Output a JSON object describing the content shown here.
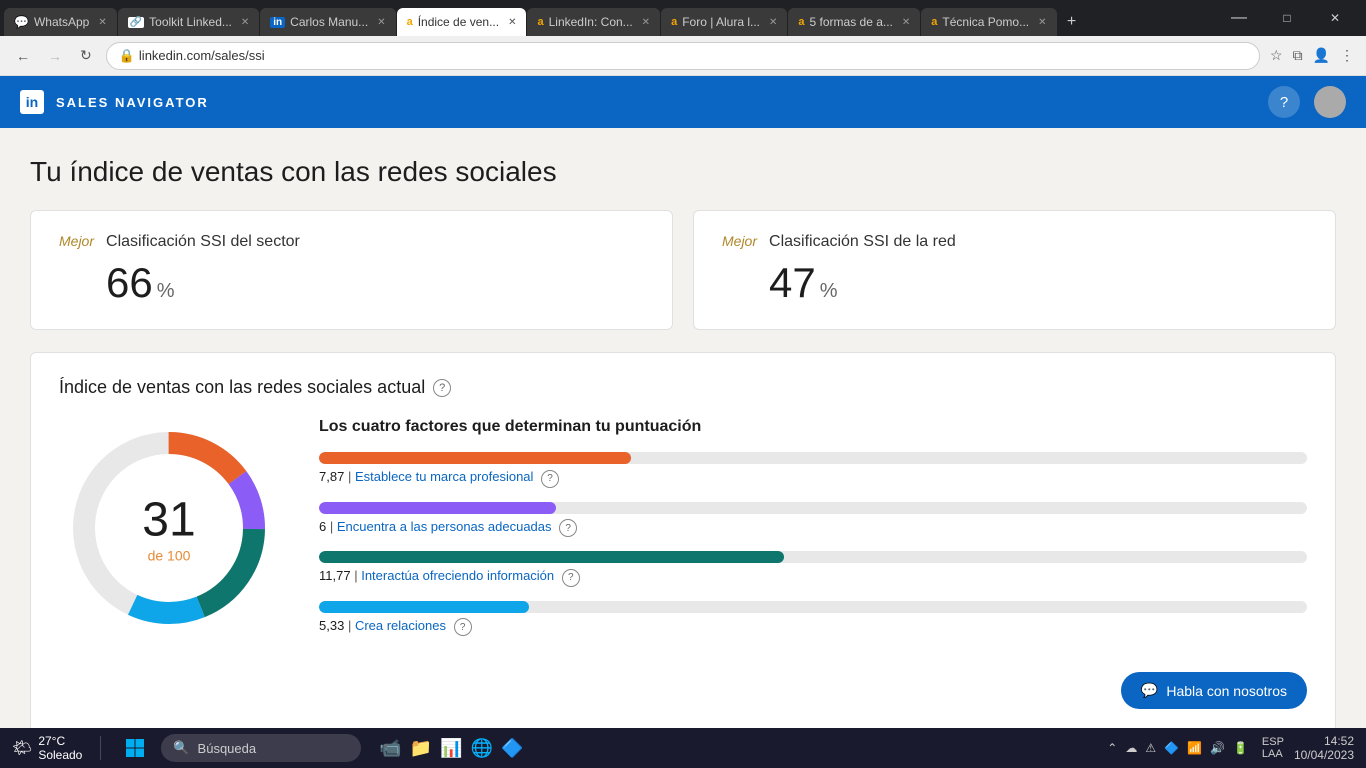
{
  "browser": {
    "tabs": [
      {
        "id": "whatsapp",
        "label": "WhatsApp",
        "icon": "💬",
        "active": false,
        "favicon_color": "#25d366"
      },
      {
        "id": "toolkit",
        "label": "Toolkit Linked...",
        "icon": "🔗",
        "active": false,
        "favicon_color": "#0a66c2"
      },
      {
        "id": "carlos",
        "label": "Carlos Manu...",
        "icon": "in",
        "active": false,
        "favicon_color": "#0a66c2"
      },
      {
        "id": "indice",
        "label": "Índice de ven...",
        "icon": "a",
        "active": true,
        "favicon_color": "#f0a500"
      },
      {
        "id": "linkedin-com",
        "label": "LinkedIn: Con...",
        "icon": "a",
        "active": false,
        "favicon_color": "#f0a500"
      },
      {
        "id": "foro",
        "label": "Foro | Alura l...",
        "icon": "a",
        "active": false,
        "favicon_color": "#f0a500"
      },
      {
        "id": "5formas",
        "label": "5 formas de a...",
        "icon": "a",
        "active": false,
        "favicon_color": "#f0a500"
      },
      {
        "id": "tecnica",
        "label": "Técnica Pomo...",
        "icon": "a",
        "active": false,
        "favicon_color": "#f0a500"
      }
    ],
    "url": "linkedin.com/sales/ssi",
    "nav": {
      "back": "←",
      "forward": "→",
      "refresh": "↻"
    }
  },
  "header": {
    "logo_text": "in",
    "title": "SALES NAVIGATOR",
    "help_icon": "?",
    "avatar_text": ""
  },
  "page": {
    "title": "Tu índice de ventas con las redes sociales",
    "card_sector": {
      "label": "Mejor",
      "subtitle": "Clasificación SSI del sector",
      "value": "66",
      "unit": "%"
    },
    "card_red": {
      "label": "Mejor",
      "subtitle": "Clasificación SSI de la red",
      "value": "47",
      "unit": "%"
    },
    "ssi_section": {
      "title": "Índice de ventas con las redes sociales actual",
      "score": "31",
      "score_sub": "de 100",
      "factors_title": "Los cuatro factores que determinan tu puntuación",
      "factors": [
        {
          "id": "marca",
          "score": "7,87",
          "label": "Establece tu marca profesional",
          "color": "#e8622a",
          "fill_pct": 31.6
        },
        {
          "id": "personas",
          "score": "6",
          "label": "Encuentra a las personas adecuadas",
          "color": "#8b5cf6",
          "fill_pct": 24
        },
        {
          "id": "informacion",
          "score": "11,77",
          "label": "Interactúa ofreciendo información",
          "color": "#0f766e",
          "fill_pct": 47.1
        },
        {
          "id": "relaciones",
          "score": "5,33",
          "label": "Crea relaciones",
          "color": "#0ea5e9",
          "fill_pct": 21.3
        }
      ],
      "chat_button": "Habla con nosotros"
    }
  },
  "taskbar": {
    "weather_icon": "🌤",
    "temperature": "27°C",
    "condition": "Soleado",
    "search_placeholder": "Búsqueda",
    "right": {
      "language": "ESP\nLAA",
      "time": "14:52",
      "date": "10/04/2023"
    }
  }
}
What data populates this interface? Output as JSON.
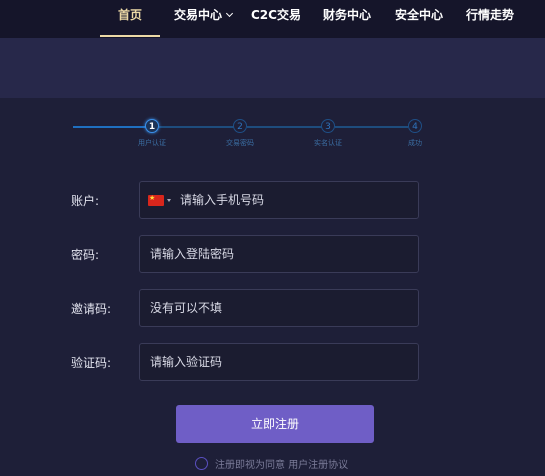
{
  "nav": {
    "items": [
      "首页",
      "交易中心",
      "C2C交易",
      "财务中心",
      "安全中心",
      "行情走势"
    ],
    "active_index": 0
  },
  "stepper": {
    "steps": [
      {
        "number": "1",
        "label": "用户认证"
      },
      {
        "number": "2",
        "label": "交易密码"
      },
      {
        "number": "3",
        "label": "实名认证"
      },
      {
        "number": "4",
        "label": "成功"
      }
    ],
    "current": 1
  },
  "form": {
    "account": {
      "label": "账户:",
      "placeholder": "请输入手机号码"
    },
    "password": {
      "label": "密码:",
      "placeholder": "请输入登陆密码"
    },
    "invite": {
      "label": "邀请码:",
      "placeholder": "没有可以不填"
    },
    "captcha": {
      "label": "验证码:",
      "placeholder": "请输入验证码"
    },
    "submit_label": "立即注册"
  },
  "agreement": {
    "prefix": "注册即视为同意",
    "link": "用户注册协议"
  },
  "colors": {
    "page_bg": "#1e1f38",
    "nav_bg": "#15152a",
    "banner_bg": "#27284a",
    "nav_active": "#ecd9a6",
    "step_blue": "#1f6fc0",
    "button": "#6f5ec6"
  },
  "icons": {
    "country_flag": "cn-flag-icon",
    "nav_dropdown": "chevron-down-icon"
  }
}
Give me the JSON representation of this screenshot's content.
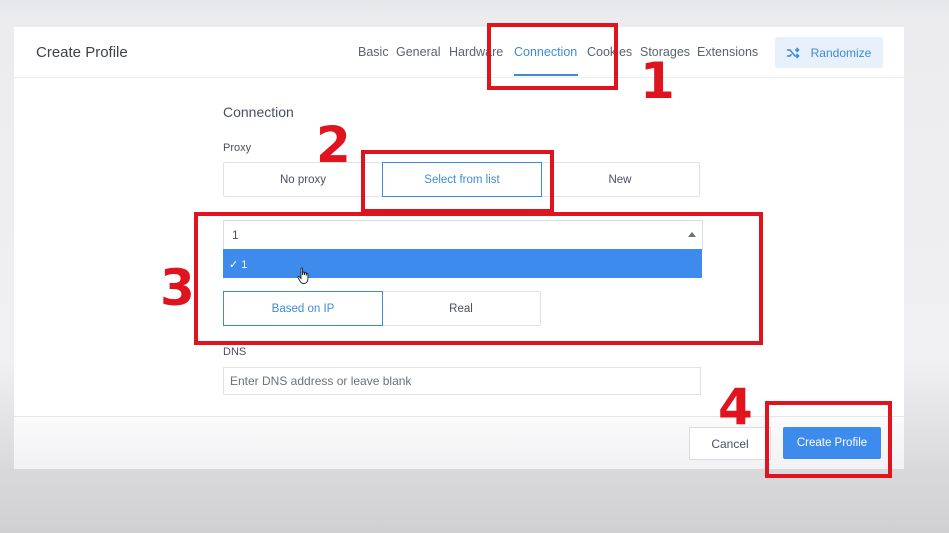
{
  "dialog": {
    "title": "Create Profile",
    "tabs": [
      {
        "label": "Basic"
      },
      {
        "label": "General"
      },
      {
        "label": "Hardware"
      },
      {
        "label": "Connection",
        "active": true
      },
      {
        "label": "Cookies"
      },
      {
        "label": "Storages"
      },
      {
        "label": "Extensions"
      }
    ],
    "randomize_label": "Randomize"
  },
  "connection": {
    "section_title": "Connection",
    "proxy": {
      "label": "Proxy",
      "options": [
        "No proxy",
        "Select from list",
        "New"
      ],
      "selected": "Select from list"
    },
    "proxy_select": {
      "value": "1",
      "highlighted_option": "✓ 1"
    },
    "location": {
      "options": [
        "Based on IP",
        "Real"
      ],
      "selected": "Based on IP"
    },
    "dns": {
      "label": "DNS",
      "placeholder": "Enter DNS address or leave blank",
      "value": ""
    }
  },
  "footer": {
    "cancel_label": "Cancel",
    "create_label": "Create Profile"
  },
  "annotations": {
    "color": "#e0141e",
    "numbers": [
      "1",
      "2",
      "3",
      "4"
    ]
  },
  "colors": {
    "accent": "#3d8bd9",
    "primary_button": "#3d8bec",
    "highlight_option": "#3d8bec"
  }
}
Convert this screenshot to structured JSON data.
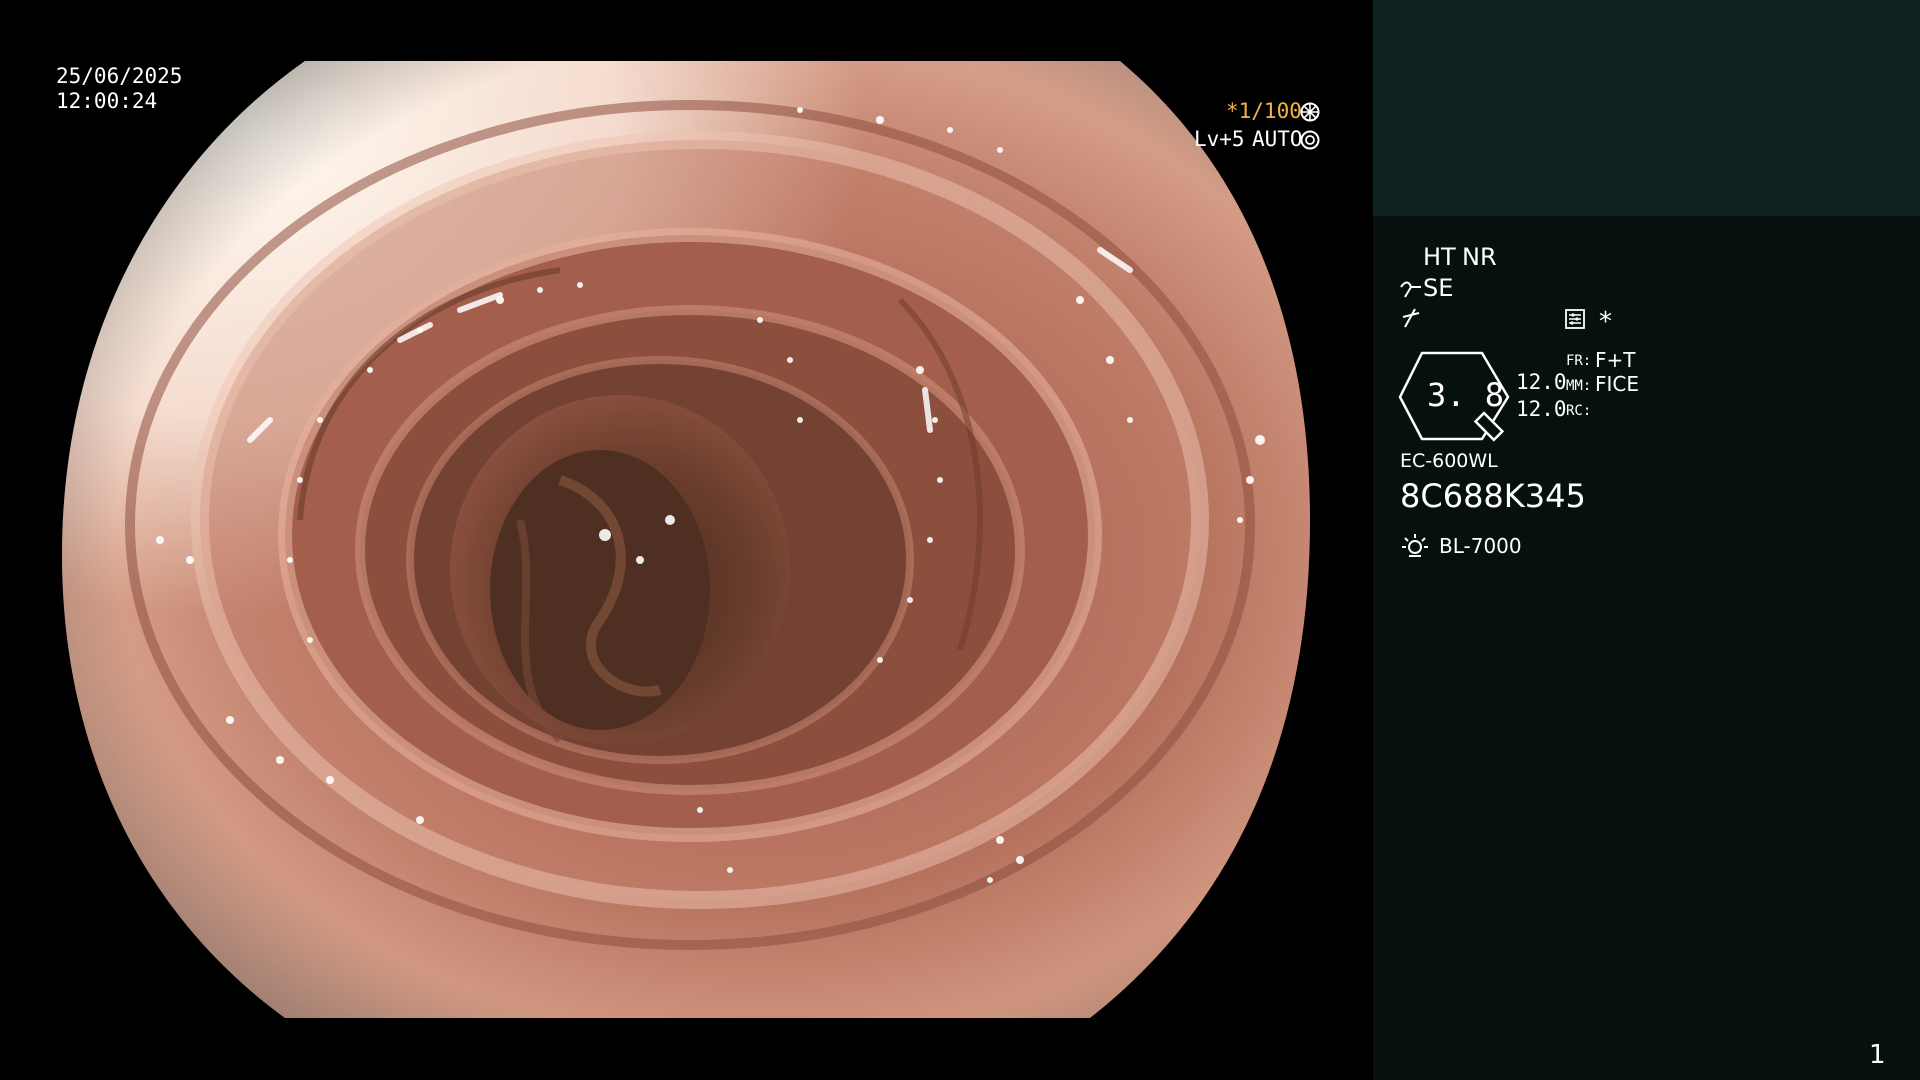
{
  "overlay": {
    "date": "25/06/2025",
    "time": "12:00:24",
    "shutter": "*1/100",
    "level": "Lv+5",
    "iris_mode": "AUTO"
  },
  "panel": {
    "ht_label": "HT",
    "nr_label": "NR",
    "se_label": "SE",
    "star": "*",
    "zoom_value": "3. 8",
    "mm_value_1": "12.0",
    "mm_value_2": "12.0",
    "fr_key": "FR:",
    "fr_value": "F+T",
    "mm_key": "MM:",
    "mm_value": "FICE",
    "rc_key": "RC:",
    "scope_model": "EC-600WL",
    "serial_number": "8C688K345",
    "light_source": "BL-7000",
    "page_number": "1"
  },
  "colors": {
    "panel_background": "#06110f",
    "panel_top": "#0f2421",
    "accent_amber": "#f2b247",
    "mucosa": "#b86c57"
  },
  "icons": [
    "shutter-icon",
    "iris-icon",
    "curve-icon",
    "flat-icon",
    "settings-icon",
    "zoom-icon",
    "light-icon"
  ]
}
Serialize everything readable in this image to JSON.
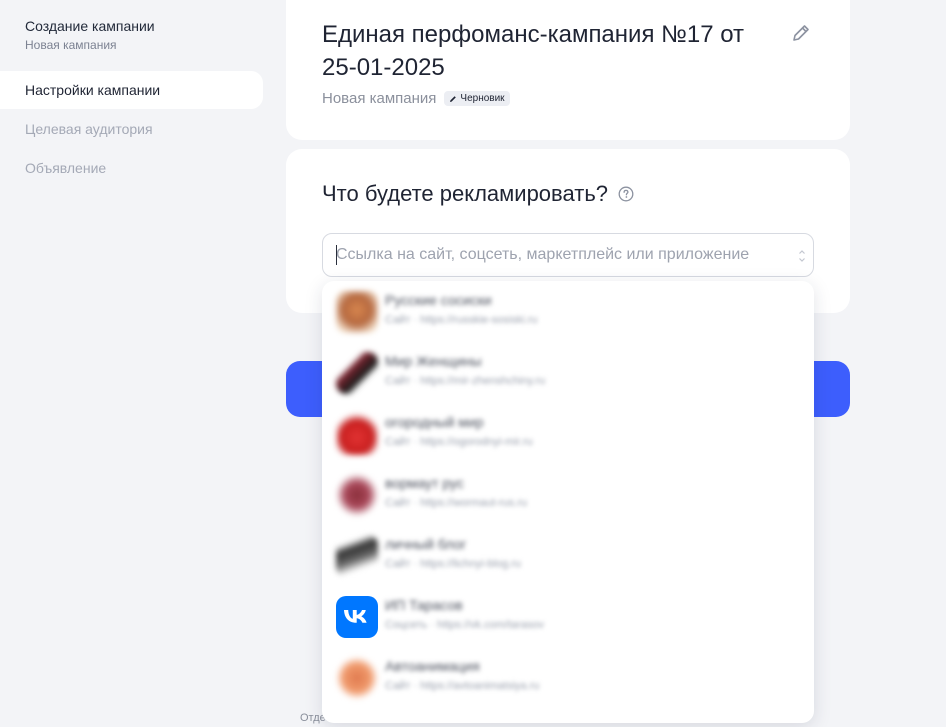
{
  "sidebar": {
    "title": "Создание кампании",
    "subtitle": "Новая кампания",
    "items": [
      {
        "label": "Настройки кампании",
        "active": true
      },
      {
        "label": "Целевая аудитория",
        "active": false
      },
      {
        "label": "Объявление",
        "active": false
      }
    ]
  },
  "campaign": {
    "title": "Единая перфоманс-кампания №17 от 25-01-2025",
    "status": "Новая кампания",
    "badge": "Черновик",
    "edit_icon": "pencil-icon"
  },
  "promo": {
    "question": "Что будете рекламировать?",
    "help_icon": "question-circle-icon",
    "input_value": "",
    "input_placeholder": "Ссылка на сайт, соцсеть, маркетплейс или приложение"
  },
  "suggestions": [
    {
      "name": "Русские сосиски",
      "meta": "Сайт · https://russkie-sosiski.ru",
      "icon": "food-icon",
      "color": "#b5683f",
      "blurred": true
    },
    {
      "name": "Мир Женщины",
      "meta": "Сайт · https://mir-zhenshchiny.ru",
      "icon": "knife-icon",
      "color": "#7a2530",
      "blurred": true
    },
    {
      "name": "огородный мир",
      "meta": "Сайт · https://ogorodnyi-mir.ru",
      "icon": "pepper-icon",
      "color": "#d42b2b",
      "blurred": true
    },
    {
      "name": "вормаут рус",
      "meta": "Сайт · https://wormaut-rus.ru",
      "icon": "figure-icon",
      "color": "#8a2f3a",
      "blurred": true
    },
    {
      "name": "личный блог",
      "meta": "Сайт · https://lichnyi-blog.ru",
      "icon": "logo-mark-icon",
      "color": "#333333",
      "blurred": true
    },
    {
      "name": "ИП Тарасов",
      "meta": "Соцсеть · https://vk.com/tarasov",
      "icon": "vk-icon",
      "color": "#0077ff",
      "blurred": true
    },
    {
      "name": "Автоанимация",
      "meta": "Сайт · https://avtoanimatsiya.ru",
      "icon": "orange-circle-icon",
      "color": "#e07a4f",
      "blurred": true
    }
  ],
  "footer": {
    "text": "Отде"
  },
  "colors": {
    "accent": "#3d5efd",
    "background": "#f3f4f7",
    "card": "#ffffff"
  }
}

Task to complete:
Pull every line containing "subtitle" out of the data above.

Reply to the exercise:
      "subtitle": "Clasificación SSI del sector",
      "subtitle": "Clasificación SSI de la red",
    "subtitle": "Новая кампания",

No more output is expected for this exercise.